◆ TASK PROMPT:
Reproduce the following entries verbatim, each one complete.

Website and app data records:
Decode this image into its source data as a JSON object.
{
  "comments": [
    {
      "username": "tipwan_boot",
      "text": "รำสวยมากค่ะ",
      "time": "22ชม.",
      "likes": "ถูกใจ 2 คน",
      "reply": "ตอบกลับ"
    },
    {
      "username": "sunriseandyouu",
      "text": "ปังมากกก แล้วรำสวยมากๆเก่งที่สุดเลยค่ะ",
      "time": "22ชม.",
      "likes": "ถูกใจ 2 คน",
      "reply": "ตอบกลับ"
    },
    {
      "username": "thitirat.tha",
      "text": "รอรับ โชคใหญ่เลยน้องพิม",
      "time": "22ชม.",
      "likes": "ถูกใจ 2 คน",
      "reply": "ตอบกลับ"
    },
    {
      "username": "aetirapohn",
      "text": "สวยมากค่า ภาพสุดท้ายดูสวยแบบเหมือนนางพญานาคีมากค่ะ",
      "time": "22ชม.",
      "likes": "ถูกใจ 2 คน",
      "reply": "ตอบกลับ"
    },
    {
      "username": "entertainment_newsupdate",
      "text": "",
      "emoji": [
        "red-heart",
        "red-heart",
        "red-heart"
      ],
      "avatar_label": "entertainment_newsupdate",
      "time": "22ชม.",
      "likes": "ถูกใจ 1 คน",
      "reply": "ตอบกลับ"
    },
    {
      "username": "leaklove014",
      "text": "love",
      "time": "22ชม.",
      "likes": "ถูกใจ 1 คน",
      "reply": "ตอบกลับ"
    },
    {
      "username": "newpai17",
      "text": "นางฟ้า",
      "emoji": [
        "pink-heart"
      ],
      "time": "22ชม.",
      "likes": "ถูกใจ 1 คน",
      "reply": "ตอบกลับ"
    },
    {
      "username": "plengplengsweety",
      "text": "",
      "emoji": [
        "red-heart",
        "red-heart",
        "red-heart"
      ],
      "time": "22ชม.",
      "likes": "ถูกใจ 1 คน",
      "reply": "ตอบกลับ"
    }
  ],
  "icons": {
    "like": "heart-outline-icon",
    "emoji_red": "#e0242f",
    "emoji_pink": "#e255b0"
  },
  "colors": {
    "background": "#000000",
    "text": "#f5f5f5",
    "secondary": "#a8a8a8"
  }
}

◆ SOLUTION FOR THIS EXERCISE:
Decode this image into its source data as a JSON object.
{
  "comments": [
    {
      "username": "tipwan_boot",
      "text": "รำสวยมากค่ะ",
      "time": "22ชม.",
      "likes": "ถูกใจ 2 คน",
      "reply": "ตอบกลับ"
    },
    {
      "username": "sunriseandyouu",
      "text": "ปังมากกก แล้วรำสวยมากๆเก่งที่สุดเลยค่ะ",
      "time": "22ชม.",
      "likes": "ถูกใจ 2 คน",
      "reply": "ตอบกลับ"
    },
    {
      "username": "thitirat.tha",
      "text": "รอรับ โชคใหญ่เลยน้องพิม",
      "time": "22ชม.",
      "likes": "ถูกใจ 2 คน",
      "reply": "ตอบกลับ"
    },
    {
      "username": "aetirapohn",
      "text": "สวยมากค่า ภาพสุดท้ายดูสวยแบบเหมือนนางพญานาคีมากค่ะ",
      "time": "22ชม.",
      "likes": "ถูกใจ 2 คน",
      "reply": "ตอบกลับ"
    },
    {
      "username": "entertainment_newsupdate",
      "text": "",
      "emoji": [
        "red-heart",
        "red-heart",
        "red-heart"
      ],
      "avatar_label": "entertainment_newsupdate",
      "time": "22ชม.",
      "likes": "ถูกใจ 1 คน",
      "reply": "ตอบกลับ"
    },
    {
      "username": "leaklove014",
      "text": "love",
      "time": "22ชม.",
      "likes": "ถูกใจ 1 คน",
      "reply": "ตอบกลับ"
    },
    {
      "username": "newpai17",
      "text": "นางฟ้า",
      "emoji": [
        "pink-heart"
      ],
      "time": "22ชม.",
      "likes": "ถูกใจ 1 คน",
      "reply": "ตอบกลับ"
    },
    {
      "username": "plengplengsweety",
      "text": "",
      "emoji": [
        "red-heart",
        "red-heart",
        "red-heart"
      ],
      "time": "22ชม.",
      "likes": "ถูกใจ 1 คน",
      "reply": "ตอบกลับ"
    }
  ],
  "icons": {
    "like": "heart-outline-icon",
    "emoji_red": "#e0242f",
    "emoji_pink": "#e255b0"
  },
  "colors": {
    "background": "#000000",
    "text": "#f5f5f5",
    "secondary": "#a8a8a8"
  }
}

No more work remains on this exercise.